Directions for this task:
When a line contains the string "Module", it counts once; give the total of such lines in the entries below and nothing else.

Dataset rows describing interfaces:
+ + + +

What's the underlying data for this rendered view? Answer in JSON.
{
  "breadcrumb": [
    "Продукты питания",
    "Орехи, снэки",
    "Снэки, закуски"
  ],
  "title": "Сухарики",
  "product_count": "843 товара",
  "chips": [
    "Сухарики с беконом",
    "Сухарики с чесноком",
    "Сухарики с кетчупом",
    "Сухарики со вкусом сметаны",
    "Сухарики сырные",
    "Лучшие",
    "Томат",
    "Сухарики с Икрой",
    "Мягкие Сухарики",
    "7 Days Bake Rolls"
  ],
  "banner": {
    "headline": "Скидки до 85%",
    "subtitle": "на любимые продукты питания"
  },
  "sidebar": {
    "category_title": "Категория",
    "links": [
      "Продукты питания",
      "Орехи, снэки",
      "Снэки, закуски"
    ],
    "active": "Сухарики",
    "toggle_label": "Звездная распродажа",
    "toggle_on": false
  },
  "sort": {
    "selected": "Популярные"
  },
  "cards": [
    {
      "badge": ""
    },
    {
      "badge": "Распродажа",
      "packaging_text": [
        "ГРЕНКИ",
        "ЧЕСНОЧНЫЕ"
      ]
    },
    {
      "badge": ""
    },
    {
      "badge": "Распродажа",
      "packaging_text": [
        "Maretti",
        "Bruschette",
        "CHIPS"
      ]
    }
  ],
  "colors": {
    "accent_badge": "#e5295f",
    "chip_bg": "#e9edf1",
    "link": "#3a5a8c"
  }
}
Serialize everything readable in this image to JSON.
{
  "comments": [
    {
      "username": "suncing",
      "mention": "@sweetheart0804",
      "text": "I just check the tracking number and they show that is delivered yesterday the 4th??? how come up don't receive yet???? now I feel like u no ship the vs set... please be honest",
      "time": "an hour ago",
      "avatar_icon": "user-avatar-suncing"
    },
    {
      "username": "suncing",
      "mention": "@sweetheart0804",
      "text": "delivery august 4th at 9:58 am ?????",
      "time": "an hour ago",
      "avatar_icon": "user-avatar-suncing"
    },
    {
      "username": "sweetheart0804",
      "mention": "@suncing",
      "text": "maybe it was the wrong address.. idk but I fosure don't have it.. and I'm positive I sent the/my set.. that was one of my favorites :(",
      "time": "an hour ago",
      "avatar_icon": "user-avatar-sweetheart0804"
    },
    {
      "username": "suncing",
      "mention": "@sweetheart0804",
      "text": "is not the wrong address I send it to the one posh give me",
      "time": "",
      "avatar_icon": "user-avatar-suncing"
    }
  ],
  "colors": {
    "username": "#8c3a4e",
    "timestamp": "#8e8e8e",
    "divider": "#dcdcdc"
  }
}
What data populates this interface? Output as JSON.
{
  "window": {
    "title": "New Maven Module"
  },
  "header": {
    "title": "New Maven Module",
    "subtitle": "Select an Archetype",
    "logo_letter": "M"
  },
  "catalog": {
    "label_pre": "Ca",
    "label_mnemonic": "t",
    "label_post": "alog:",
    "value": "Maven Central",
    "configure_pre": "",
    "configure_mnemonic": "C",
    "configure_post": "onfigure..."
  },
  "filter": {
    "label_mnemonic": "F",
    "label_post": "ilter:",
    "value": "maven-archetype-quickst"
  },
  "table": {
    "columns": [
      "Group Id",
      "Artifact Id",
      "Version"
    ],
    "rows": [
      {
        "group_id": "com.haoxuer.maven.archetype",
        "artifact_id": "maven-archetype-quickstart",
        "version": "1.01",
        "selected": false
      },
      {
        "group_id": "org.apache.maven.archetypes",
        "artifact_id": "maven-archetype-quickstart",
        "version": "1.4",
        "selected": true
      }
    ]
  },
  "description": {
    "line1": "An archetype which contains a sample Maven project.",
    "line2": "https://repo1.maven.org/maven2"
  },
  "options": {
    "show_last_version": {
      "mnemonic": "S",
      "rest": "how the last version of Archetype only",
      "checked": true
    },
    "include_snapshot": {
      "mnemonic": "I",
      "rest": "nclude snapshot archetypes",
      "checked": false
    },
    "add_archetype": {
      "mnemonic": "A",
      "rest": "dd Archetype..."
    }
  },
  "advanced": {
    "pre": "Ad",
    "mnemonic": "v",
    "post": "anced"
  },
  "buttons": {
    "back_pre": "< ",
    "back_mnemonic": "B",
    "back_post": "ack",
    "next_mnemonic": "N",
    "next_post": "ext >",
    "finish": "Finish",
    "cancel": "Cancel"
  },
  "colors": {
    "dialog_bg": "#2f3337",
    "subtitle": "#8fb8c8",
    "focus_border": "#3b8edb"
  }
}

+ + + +

Output for this exercise:
2